BBC producers didn't want to broadcast Sir David Attenborough's famed Rwandan encounter
Downton Abbey effect sees impoverished Italian nobles inspired to open their doors to paying guests for up to €650 a night

The Downton Abbey effect

Impoverished Italian nobles are opening their doors to paying guests, inspired by the TV drama
China's wild panda numbers have increased by 17% since 2003, new census reveals

China's wild panda numbers on the up

New census reveals 17% since 2003
Barbara Woodward: Britain's first female ambassador to China intends to forge strong links with the growing economic superpower

Our woman in Beijing builds a new relationship

Britain's first female ambassador to China intends to forge strong links with growing economic power
Courage is rare. True humility is even rarer. But the only British soldier to be awarded the Victoria Cross in Afghanistan has both

Courage is rare.
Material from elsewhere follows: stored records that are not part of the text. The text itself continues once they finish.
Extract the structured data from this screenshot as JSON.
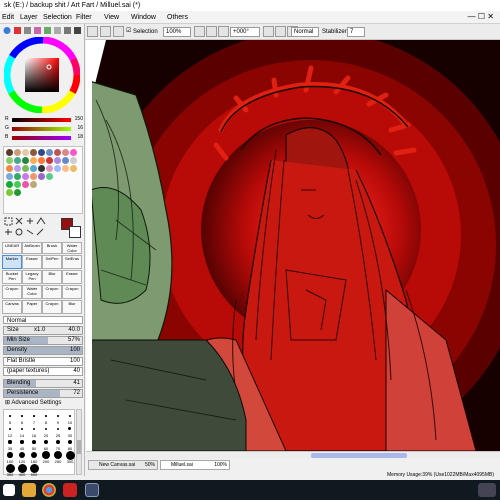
{
  "window": {
    "title": "sk (E:) / backup shit / Art Fart / Milluel.sai (*)"
  },
  "menubar": {
    "items": [
      "Edit",
      "Layer",
      "Selection",
      "Filter",
      "View",
      "Window",
      "Others"
    ]
  },
  "toolbar": {
    "selection_label": "Selection",
    "zoom_value": "100%",
    "rotation_value": "+000°",
    "blend_mode": "Normal",
    "stabilizer_label": "Stabilizer",
    "stabilizer_value": "7"
  },
  "color": {
    "r_label": "R",
    "r_value": "150",
    "g_label": "G",
    "g_value": "16",
    "b_label": "B",
    "b_value": "18",
    "primary": "#961012",
    "secondary": "#ffffff"
  },
  "tools": {
    "row1": [
      "LINEAR",
      "AirBrush",
      "Brush",
      "Water Color"
    ],
    "row2": [
      "Marker",
      "Eraser",
      "SelPen",
      "SelEras"
    ],
    "row3": [
      "Bucket Pen",
      "Legacy Pen",
      "Blur",
      "Eraser"
    ],
    "row4": [
      "Crayon",
      "Water Color",
      "Crayon",
      "Crayon"
    ],
    "row5": [
      "Canvas",
      "Paper",
      "Crayon",
      "Blur"
    ]
  },
  "brush": {
    "mode": "Normal",
    "size_label": "Size",
    "size_mult": "x1.0",
    "size_value": "40.0",
    "min_size_label": "Min Size",
    "min_size_value": "57%",
    "density_label": "Density",
    "density_value": "100",
    "shape": "Flat Bristle",
    "shape_value": "100",
    "texture": "(paper textures)",
    "texture_value": "40",
    "blending_label": "Blending",
    "blending_value": "41",
    "persistence_label": "Persistence",
    "persistence_value": "72",
    "advanced_label": "Advanced Settings",
    "size_presets": [
      "5",
      "6",
      "7",
      "8",
      "9",
      "10",
      "12",
      "14",
      "16",
      "20",
      "25",
      "30",
      "35",
      "40",
      "50",
      "60",
      "70",
      "80",
      "100",
      "120",
      "160",
      "200",
      "250",
      "300",
      "350",
      "400",
      "500"
    ]
  },
  "doctabs": [
    {
      "label": "New Canvas.sai",
      "zoom": "50%"
    },
    {
      "label": "Milluel.sai",
      "zoom": "100%"
    }
  ],
  "statusbar": {
    "memory": "Memory Usage:39% (Use1022MB/Max4095MB)"
  }
}
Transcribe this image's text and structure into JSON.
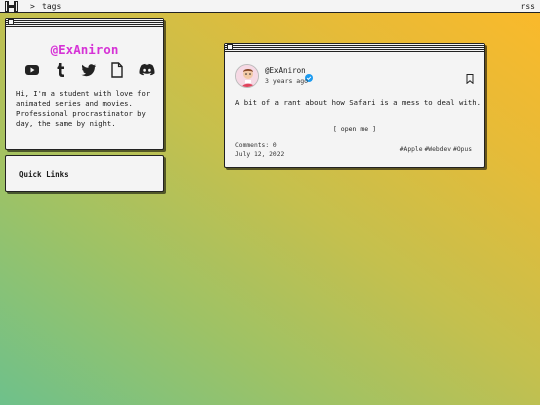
{
  "topbar": {
    "logo_icon": "h-logo-icon",
    "separator": ">",
    "section": "tags",
    "rss_label": "rss"
  },
  "profile": {
    "handle": "@ExAniron",
    "handle_color": "#d633d6",
    "socials": [
      "youtube-icon",
      "tumblr-icon",
      "twitter-icon",
      "document-icon",
      "discord-icon"
    ],
    "bio": "Hi, I'm a student with love for animated series and movies. Professional procrastinator by day, the same by night."
  },
  "quick_links": {
    "title": "Quick Links"
  },
  "post": {
    "author": "@ExAniron",
    "verified_color": "#1d9bf0",
    "time_ago": "3 years ago",
    "text": "A bit of a rant about how Safari is a mess to deal with.",
    "open_label": "[ open me ]",
    "comments": "Comments: 0",
    "date": "July 12, 2022",
    "tags": [
      "#Apple",
      "#Webdev",
      "#Opus"
    ]
  }
}
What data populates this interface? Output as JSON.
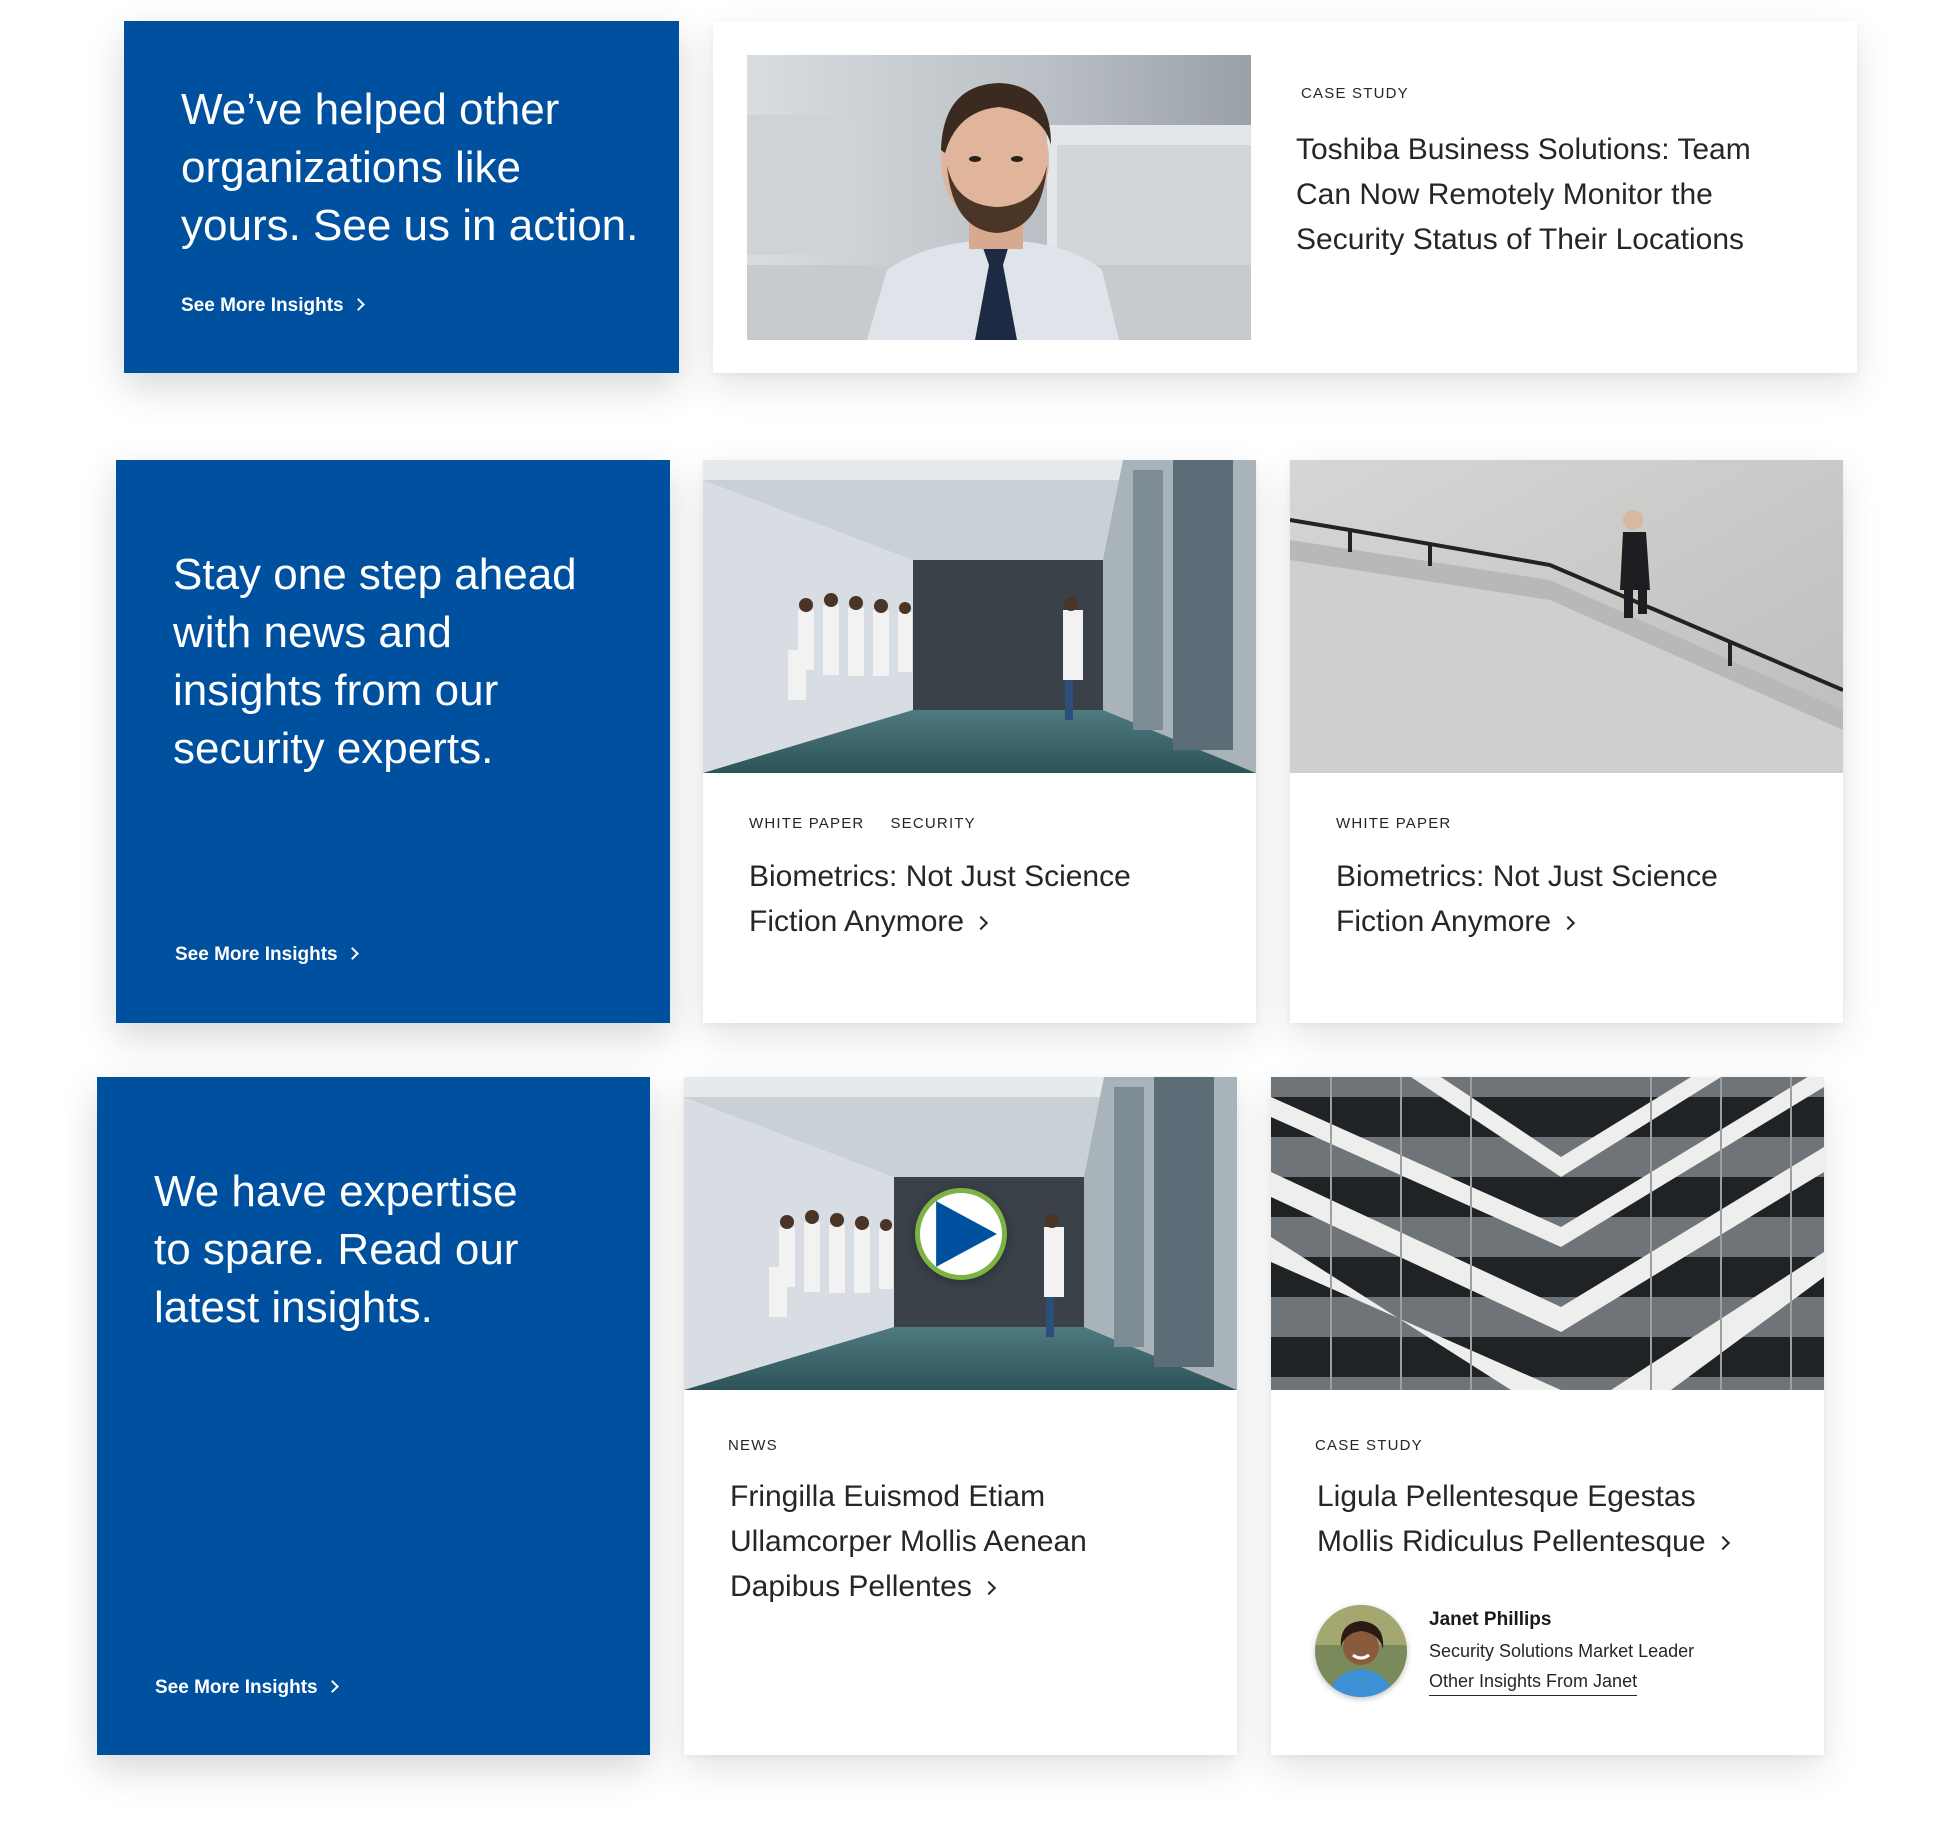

True humility is even rarer

Beware of imitations, but the words of the soldier awarded the Victoria Cross were the real thing, says DJ Taylor
Alexander McQueen: The catwalk was a stage for the designer's astonishing and troubling vision

Alexander McQueen's astonishing vision

Ahead of a major retrospective, Alexander Fury talks to the collaborators who helped create the late designer's notorious spectacle
New BBC series savours half a century of food in Britain, from Vesta curries to nouvelle cuisine

Dinner through the decades

A new BBC series challenged Brandon Robshaw and his family to eat their way from the 1950s to the 1990s
Philippa Perry interview: The psychotherapist on McDonald's, fancy specs and meeting Grayson Perry on an evening course

Philippa Perry interview

The psychotherapist on McDonald's, fancy specs and meeting Grayson Perry on an evening course
Bill Granger recipes: Our chef recreates the exoticism of the Indonesian stir-fry

Bill Granger's Indonesian stir-fry recipes

Our chef was inspired by the south-east Asian cuisine he encountered as a teenager
Chelsea vs Tottenham: Harry Kane was at Wembley to see Spurs beat the Blues and win the Capital One Cup - now he's their great hope

Harry Kane interview

The striker was at Wembley to see Spurs beat the Blues and win the Capital One Cup - now he's their great hope
The Last Word: For the good of the game: why on earth don’t we leave Fifa?

Michael Calvin's Last Word

For the good of the game: why on earth don’t we leave Fifa?
HIV pill: Scientists hail discovery of 'game-changer' that cuts the risk of infection among gay men by 86%

Scientists hail daily pill that protects against HIV infection

Breakthrough in battle against global scourge – but will the NHS pay for it?